- THE PROBLEM -
Work out how many lines in the data include the string "Geometry"; reply with that number alone.

- GIVEN INFORMATION -

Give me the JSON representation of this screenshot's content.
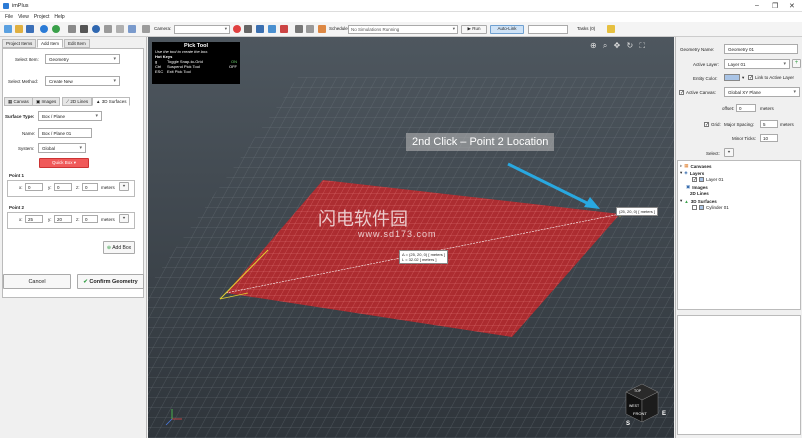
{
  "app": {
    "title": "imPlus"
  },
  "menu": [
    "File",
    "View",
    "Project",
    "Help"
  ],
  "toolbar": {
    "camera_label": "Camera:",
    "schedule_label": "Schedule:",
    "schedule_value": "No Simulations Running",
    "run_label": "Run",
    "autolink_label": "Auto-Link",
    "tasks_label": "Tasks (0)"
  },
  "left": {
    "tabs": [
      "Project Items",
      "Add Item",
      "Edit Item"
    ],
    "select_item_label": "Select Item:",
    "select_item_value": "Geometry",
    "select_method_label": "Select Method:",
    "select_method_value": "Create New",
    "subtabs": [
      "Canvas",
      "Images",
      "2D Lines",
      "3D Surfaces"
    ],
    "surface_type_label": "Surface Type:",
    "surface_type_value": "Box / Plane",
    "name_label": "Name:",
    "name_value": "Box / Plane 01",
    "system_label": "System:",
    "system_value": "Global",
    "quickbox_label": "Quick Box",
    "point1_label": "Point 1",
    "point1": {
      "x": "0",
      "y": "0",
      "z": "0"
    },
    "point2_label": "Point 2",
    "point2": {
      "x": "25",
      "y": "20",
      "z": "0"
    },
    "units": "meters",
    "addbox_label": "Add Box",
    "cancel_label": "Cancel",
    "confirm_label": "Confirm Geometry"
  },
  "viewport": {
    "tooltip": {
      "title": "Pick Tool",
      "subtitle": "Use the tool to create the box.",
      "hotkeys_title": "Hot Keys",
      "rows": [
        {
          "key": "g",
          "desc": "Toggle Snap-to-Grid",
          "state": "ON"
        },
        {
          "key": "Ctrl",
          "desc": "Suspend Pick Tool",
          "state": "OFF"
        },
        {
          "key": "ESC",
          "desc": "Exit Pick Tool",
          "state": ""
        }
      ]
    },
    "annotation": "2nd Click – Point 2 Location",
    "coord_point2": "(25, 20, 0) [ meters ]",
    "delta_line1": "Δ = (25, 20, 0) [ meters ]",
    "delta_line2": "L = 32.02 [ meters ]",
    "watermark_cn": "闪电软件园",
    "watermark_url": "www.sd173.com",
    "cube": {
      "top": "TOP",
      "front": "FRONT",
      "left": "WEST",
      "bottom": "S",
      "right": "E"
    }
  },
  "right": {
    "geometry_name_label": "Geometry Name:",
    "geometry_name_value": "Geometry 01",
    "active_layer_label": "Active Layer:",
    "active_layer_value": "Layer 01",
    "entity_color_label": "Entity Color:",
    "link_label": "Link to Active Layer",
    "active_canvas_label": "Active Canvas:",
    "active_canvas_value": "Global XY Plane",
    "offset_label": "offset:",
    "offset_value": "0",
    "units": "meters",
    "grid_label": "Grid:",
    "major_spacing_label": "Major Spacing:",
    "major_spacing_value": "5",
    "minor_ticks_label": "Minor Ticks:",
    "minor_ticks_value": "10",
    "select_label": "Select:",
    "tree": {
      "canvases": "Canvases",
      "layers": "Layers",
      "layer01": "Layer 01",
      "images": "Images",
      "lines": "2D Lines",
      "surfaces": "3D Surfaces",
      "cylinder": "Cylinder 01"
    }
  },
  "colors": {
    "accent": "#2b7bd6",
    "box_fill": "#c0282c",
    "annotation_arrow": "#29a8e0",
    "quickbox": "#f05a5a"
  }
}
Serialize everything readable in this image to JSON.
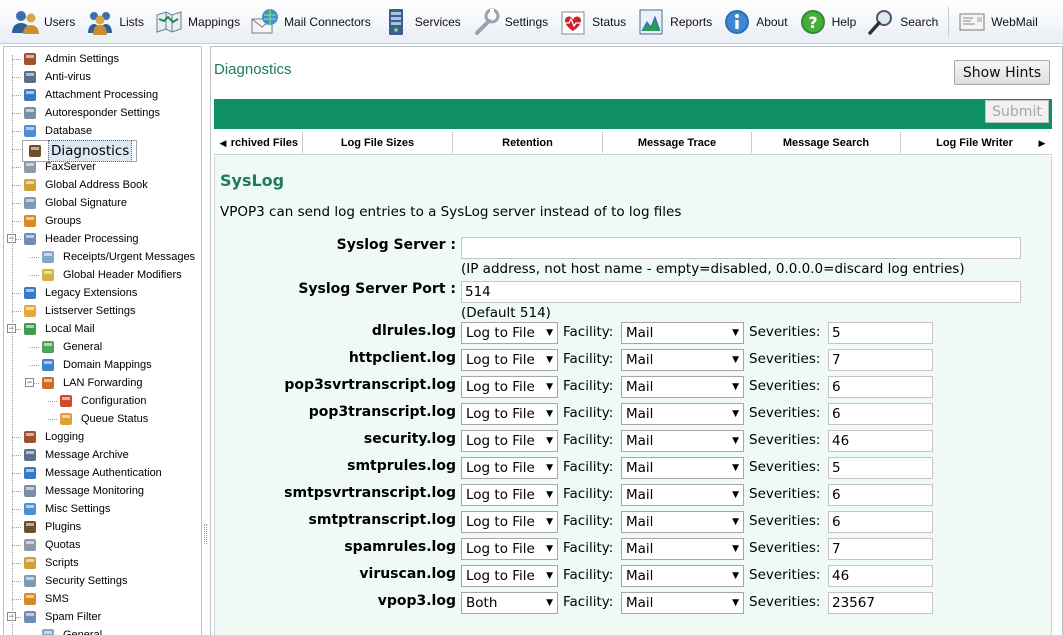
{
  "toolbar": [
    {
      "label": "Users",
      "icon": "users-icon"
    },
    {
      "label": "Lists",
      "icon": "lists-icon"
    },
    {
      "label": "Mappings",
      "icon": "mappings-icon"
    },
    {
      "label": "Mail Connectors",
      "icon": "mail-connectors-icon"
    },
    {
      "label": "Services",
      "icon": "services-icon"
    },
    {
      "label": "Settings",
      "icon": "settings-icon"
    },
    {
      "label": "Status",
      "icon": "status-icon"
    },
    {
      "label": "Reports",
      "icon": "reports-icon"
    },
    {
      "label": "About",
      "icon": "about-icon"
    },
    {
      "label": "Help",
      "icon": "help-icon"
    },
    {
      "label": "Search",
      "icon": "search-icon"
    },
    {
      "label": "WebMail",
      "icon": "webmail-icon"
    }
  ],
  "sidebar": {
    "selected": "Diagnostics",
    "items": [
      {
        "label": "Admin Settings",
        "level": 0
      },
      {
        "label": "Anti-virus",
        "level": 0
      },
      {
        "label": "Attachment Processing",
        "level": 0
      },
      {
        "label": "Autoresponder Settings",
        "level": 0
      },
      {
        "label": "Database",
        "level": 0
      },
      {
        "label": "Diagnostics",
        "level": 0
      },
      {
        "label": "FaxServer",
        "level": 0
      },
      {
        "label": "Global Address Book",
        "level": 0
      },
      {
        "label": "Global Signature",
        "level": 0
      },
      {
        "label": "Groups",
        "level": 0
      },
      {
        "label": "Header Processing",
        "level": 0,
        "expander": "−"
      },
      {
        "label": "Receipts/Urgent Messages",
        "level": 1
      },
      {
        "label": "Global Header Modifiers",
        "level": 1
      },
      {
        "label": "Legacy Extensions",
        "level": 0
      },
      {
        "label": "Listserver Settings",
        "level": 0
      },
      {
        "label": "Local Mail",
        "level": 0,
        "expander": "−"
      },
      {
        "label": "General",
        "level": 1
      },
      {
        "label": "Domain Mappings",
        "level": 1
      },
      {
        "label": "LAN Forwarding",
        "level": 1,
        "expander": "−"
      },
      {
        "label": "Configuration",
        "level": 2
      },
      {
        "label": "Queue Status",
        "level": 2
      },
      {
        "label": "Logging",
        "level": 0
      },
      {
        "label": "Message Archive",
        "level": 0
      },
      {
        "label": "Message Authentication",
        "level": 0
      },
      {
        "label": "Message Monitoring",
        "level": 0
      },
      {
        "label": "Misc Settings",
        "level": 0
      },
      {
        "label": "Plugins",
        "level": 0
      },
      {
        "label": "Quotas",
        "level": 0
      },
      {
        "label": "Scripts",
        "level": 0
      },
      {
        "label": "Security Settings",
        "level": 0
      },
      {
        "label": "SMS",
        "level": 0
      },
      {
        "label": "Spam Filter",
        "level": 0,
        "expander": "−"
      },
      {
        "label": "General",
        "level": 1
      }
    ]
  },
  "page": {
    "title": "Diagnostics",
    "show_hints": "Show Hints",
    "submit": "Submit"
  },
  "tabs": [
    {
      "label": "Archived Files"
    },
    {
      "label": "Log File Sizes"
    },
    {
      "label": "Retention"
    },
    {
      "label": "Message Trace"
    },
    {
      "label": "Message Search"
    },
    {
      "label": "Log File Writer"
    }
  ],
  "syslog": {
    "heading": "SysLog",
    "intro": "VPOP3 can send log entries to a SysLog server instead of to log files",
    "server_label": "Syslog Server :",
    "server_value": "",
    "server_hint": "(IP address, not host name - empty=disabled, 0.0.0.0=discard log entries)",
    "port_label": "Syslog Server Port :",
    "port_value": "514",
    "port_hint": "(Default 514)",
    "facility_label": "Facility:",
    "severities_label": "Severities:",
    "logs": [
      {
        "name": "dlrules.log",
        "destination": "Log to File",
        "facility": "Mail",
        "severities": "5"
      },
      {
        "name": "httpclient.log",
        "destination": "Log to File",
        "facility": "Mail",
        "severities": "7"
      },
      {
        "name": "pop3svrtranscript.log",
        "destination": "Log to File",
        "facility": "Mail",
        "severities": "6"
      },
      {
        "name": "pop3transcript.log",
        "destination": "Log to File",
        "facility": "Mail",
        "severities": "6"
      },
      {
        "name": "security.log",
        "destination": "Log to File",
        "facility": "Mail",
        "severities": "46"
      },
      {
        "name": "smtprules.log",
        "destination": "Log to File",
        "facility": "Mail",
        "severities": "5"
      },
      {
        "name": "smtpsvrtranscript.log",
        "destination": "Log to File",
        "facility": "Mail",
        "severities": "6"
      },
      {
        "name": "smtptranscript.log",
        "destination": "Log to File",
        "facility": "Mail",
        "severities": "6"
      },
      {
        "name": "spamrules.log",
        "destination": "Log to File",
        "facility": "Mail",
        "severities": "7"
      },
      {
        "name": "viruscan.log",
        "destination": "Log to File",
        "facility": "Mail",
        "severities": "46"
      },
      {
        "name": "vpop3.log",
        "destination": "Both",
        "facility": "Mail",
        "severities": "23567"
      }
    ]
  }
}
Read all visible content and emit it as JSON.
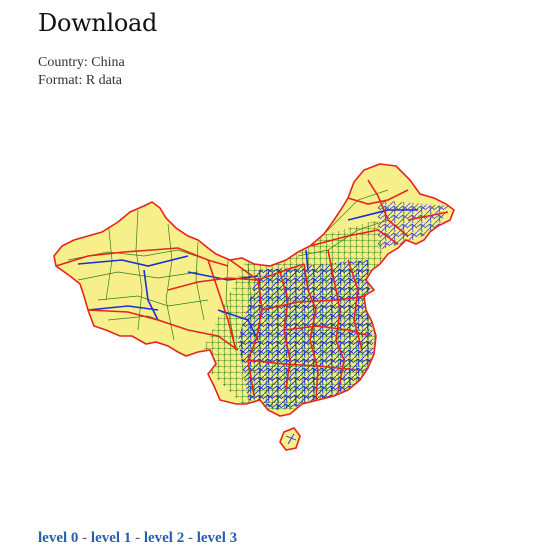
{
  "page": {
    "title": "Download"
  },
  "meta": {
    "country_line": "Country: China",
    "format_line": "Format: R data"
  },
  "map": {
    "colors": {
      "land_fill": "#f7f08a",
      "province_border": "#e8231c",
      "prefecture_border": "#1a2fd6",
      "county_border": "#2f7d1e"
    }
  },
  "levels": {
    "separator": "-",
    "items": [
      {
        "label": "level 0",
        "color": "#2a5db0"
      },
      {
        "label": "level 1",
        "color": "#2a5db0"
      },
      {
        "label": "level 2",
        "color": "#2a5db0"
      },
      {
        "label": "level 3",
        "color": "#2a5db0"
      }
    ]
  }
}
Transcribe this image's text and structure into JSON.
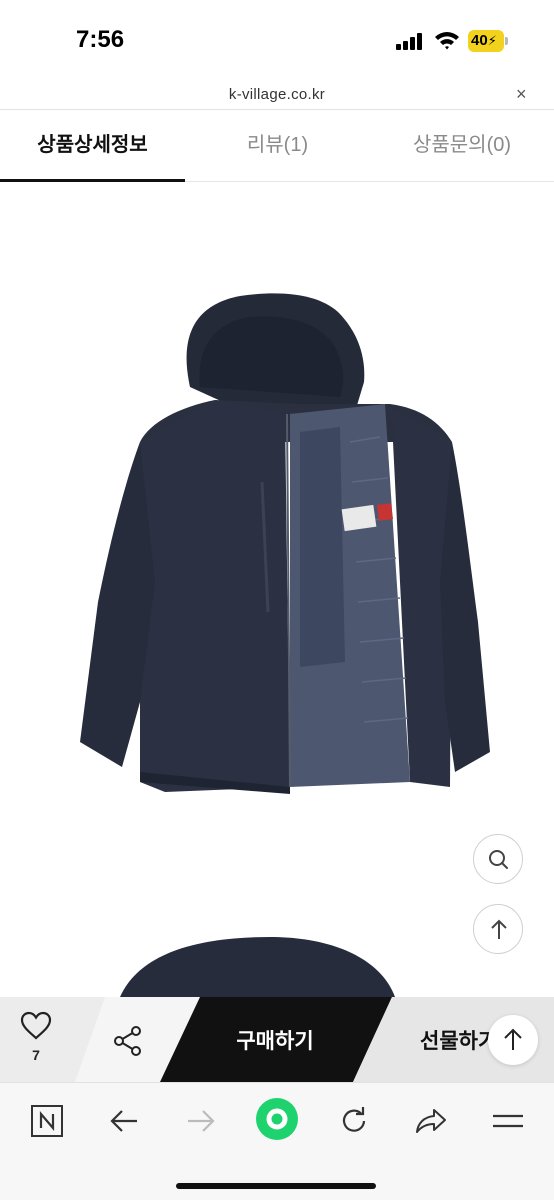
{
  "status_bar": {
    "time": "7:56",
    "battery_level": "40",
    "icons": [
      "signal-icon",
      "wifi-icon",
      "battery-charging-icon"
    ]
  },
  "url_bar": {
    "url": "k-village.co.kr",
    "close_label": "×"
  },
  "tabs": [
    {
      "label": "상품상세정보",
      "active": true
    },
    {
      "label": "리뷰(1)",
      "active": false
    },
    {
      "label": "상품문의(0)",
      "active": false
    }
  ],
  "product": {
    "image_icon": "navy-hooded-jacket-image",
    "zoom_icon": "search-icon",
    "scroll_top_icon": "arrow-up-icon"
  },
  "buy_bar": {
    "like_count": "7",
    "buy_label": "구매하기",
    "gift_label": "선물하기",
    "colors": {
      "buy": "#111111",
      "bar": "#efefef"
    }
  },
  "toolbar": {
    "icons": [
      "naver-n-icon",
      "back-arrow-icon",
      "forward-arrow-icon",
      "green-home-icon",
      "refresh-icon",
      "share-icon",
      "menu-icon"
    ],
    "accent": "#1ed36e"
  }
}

- SOLUTION TO THIS EXERCISE -
4